I particularly wanted to speak in this debate because I am a fan of the BBC and I value it as a national institution. However, I fear that it is being held back by its outdated funding mechanism. For the BBC’s own good, I want to outline why new avenues of funding need to be explored.
I fear that, by seeking to maintain its outdated funding mechanism, the BBC is handing its critics a big stick with which to beat it increasingly hard, especially following the most recent decision on free TV licences for the over-75s. A television licence designed for the tiny market for TV broadcasting in the 1920s is utterly at odds with the staggering array of live, online and recorded broadcasting market options now available, as well as with the ever-growing and emerging technologies in the sector as we enter the 2020s. The television licence is nearly an antique. It is a punitive tax that belongs in the past if the BBC is to survive and thrive as a public service and as a worldwide entertainment broadcaster into the future.
The BBC has an enviable international reputation for excellence, and one that we must celebrate in this House and not begrudge. In an opinion poll last year, the BBC was rated the most trusted news brand in America, with a staggering 90%, beating Fox, CBS, CNN, Bloomberg and others. I was not surprised to see, in line with that finding from overseas, that while many hundreds of my constituents signed the petition to abolish the TV licence, barely 100 signed the petition for an inquiry into alleged bias—a point that Helen Jones, who introduced the debate, touched on. To have been trained by or gained experienced in the BBC is a world-class addition to any broadcaster or producer’s CV, as I am sure my hon. Friend John Howell knows only too well.
All that is good about the BBC needs to be preserved and refreshed. We must support the BBC as an institution for the important value—in the widest sense of the word —that it adds to our national life and our international soft power, cultural standing and esteem. In that vein, as a friend of the BBC, I wish it would embrace the possibility of securing alternative funding to the anachronistic and criminalising television licence regime.
In the days when the BBC was the only broadcaster available in the UK, the licence would have seemed an obvious choice of funding, but the world has changed. We can receive a great number of television channels, not only from the UK but from overseas. Now, many people can record, pause and rewind live TV as part of their subscription, and a significant proportion subscribe to a number of pay-TV services in the UK. The figure was 15.1 million in the first quarter of 2018, while online subscriptions to Netflix, Amazon and Now TV combined totalled 15.4 million.

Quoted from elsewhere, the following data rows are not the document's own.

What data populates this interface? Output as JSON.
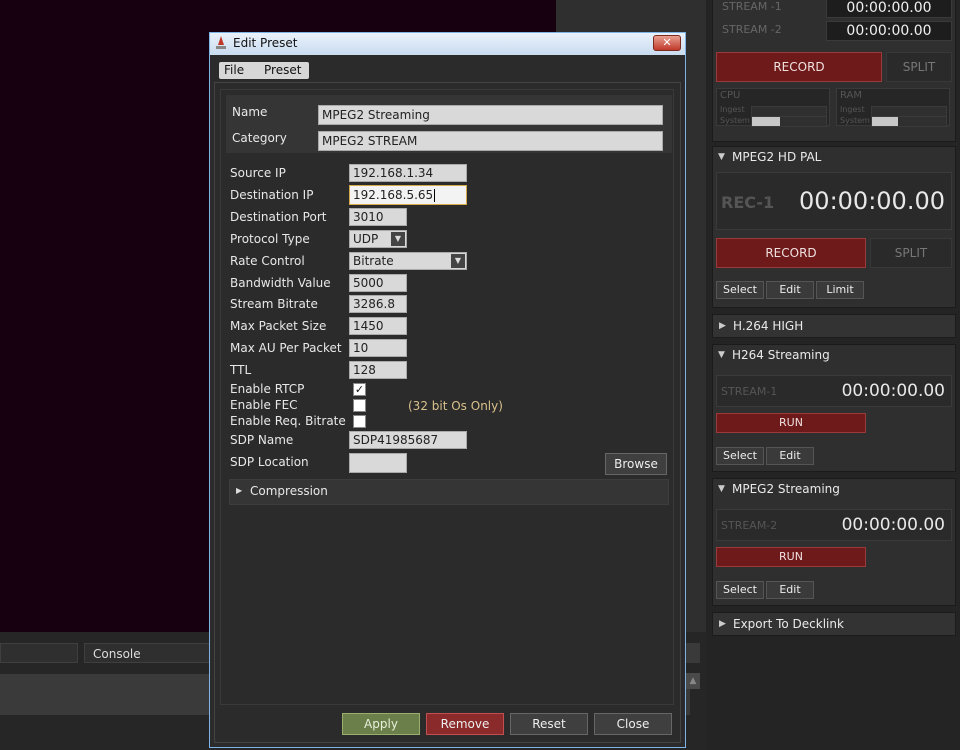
{
  "colors": {
    "preview_bg": "#17000f",
    "record_red": "#6e1a1a",
    "apply_green": "#6b7f4a",
    "remove_red": "#8a2a2a",
    "focus_border": "#d6a84a",
    "dialog_border": "#7eb3e6"
  },
  "background": {
    "console_tab": "Console"
  },
  "right_panel": {
    "top_streams": [
      {
        "label": "STREAM -1",
        "time": "00:00:00.00"
      },
      {
        "label": "STREAM -2",
        "time": "00:00:00.00"
      }
    ],
    "top_record": "RECORD",
    "top_split": "SPLIT",
    "cpu": {
      "label": "CPU",
      "ingest": "Ingest",
      "system": "System",
      "system_level": 0.38
    },
    "ram": {
      "label": "RAM",
      "ingest": "Ingest",
      "system": "System",
      "system_level": 0.35
    },
    "mpeg2_hd_pal": {
      "title": "MPEG2 HD PAL",
      "rec_label": "REC-1",
      "time": "00:00:00.00",
      "record": "RECORD",
      "split": "SPLIT",
      "select": "Select",
      "edit": "Edit",
      "limit": "Limit"
    },
    "h264_high": {
      "title": "H.264 HIGH"
    },
    "h264_streaming": {
      "title": "H264 Streaming",
      "stream_label": "STREAM-1",
      "time": "00:00:00.00",
      "run": "RUN",
      "select": "Select",
      "edit": "Edit"
    },
    "mpeg2_streaming": {
      "title": "MPEG2 Streaming",
      "stream_label": "STREAM-2",
      "time": "00:00:00.00",
      "run": "RUN",
      "select": "Select",
      "edit": "Edit"
    },
    "export": {
      "title": "Export To Decklink"
    }
  },
  "dialog": {
    "title": "Edit Preset",
    "close_glyph": "✕",
    "menu": [
      "File",
      "Preset"
    ],
    "name_label": "Name",
    "name_value": "MPEG2 Streaming",
    "category_label": "Category",
    "category_value": "MPEG2 STREAM",
    "fields": {
      "source_ip": {
        "label": "Source IP",
        "value": "192.168.1.34"
      },
      "destination_ip": {
        "label": "Destination IP",
        "value": "192.168.5.65"
      },
      "destination_port": {
        "label": "Destination Port",
        "value": "3010"
      },
      "protocol_type": {
        "label": "Protocol Type",
        "value": "UDP"
      },
      "rate_control": {
        "label": "Rate Control",
        "value": "Bitrate"
      },
      "bandwidth_value": {
        "label": "Bandwidth Value",
        "value": "5000"
      },
      "stream_bitrate": {
        "label": "Stream Bitrate",
        "value": "3286.8"
      },
      "max_packet_size": {
        "label": "Max Packet Size",
        "value": "1450"
      },
      "max_au_per_packet": {
        "label": "Max AU Per Packet",
        "value": "10"
      },
      "ttl": {
        "label": "TTL",
        "value": "128"
      },
      "sdp_name": {
        "label": "SDP Name",
        "value": "SDP41985687"
      },
      "sdp_location": {
        "label": "SDP Location",
        "value": ""
      }
    },
    "checks": {
      "enable_rtcp": {
        "label": "Enable RTCP",
        "checked": true
      },
      "enable_fec": {
        "label": "Enable FEC",
        "checked": false
      },
      "enable_req_bitrate": {
        "label": "Enable Req. Bitrate",
        "checked": false
      }
    },
    "fec_note": "(32 bit Os Only)",
    "browse": "Browse",
    "compression": "Compression",
    "buttons": {
      "apply": "Apply",
      "remove": "Remove",
      "reset": "Reset",
      "close": "Close"
    }
  }
}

That state of affairs, as the Institute of Economic Affairs has pointed out, acts as a perverse incentive for television makers not to make televisions multifunctional. We do not need a television licence to own a phone that could be used to watch television programmes, but we do need a television licence to own a television that can be used as a phone. As we enter the 2020s, mobile multifunctional devices are ever more ubiquitous, and we cannot uninvent them, any more than we could uninvent the transistor radios that made the old radio licence an unsustainable nonsense, finally leading to the abolition of the radio-only licence in 1971. We need to look at all possible means of financing the BBC that do not involve any kind of archaic household licence to own an everyday consumer good.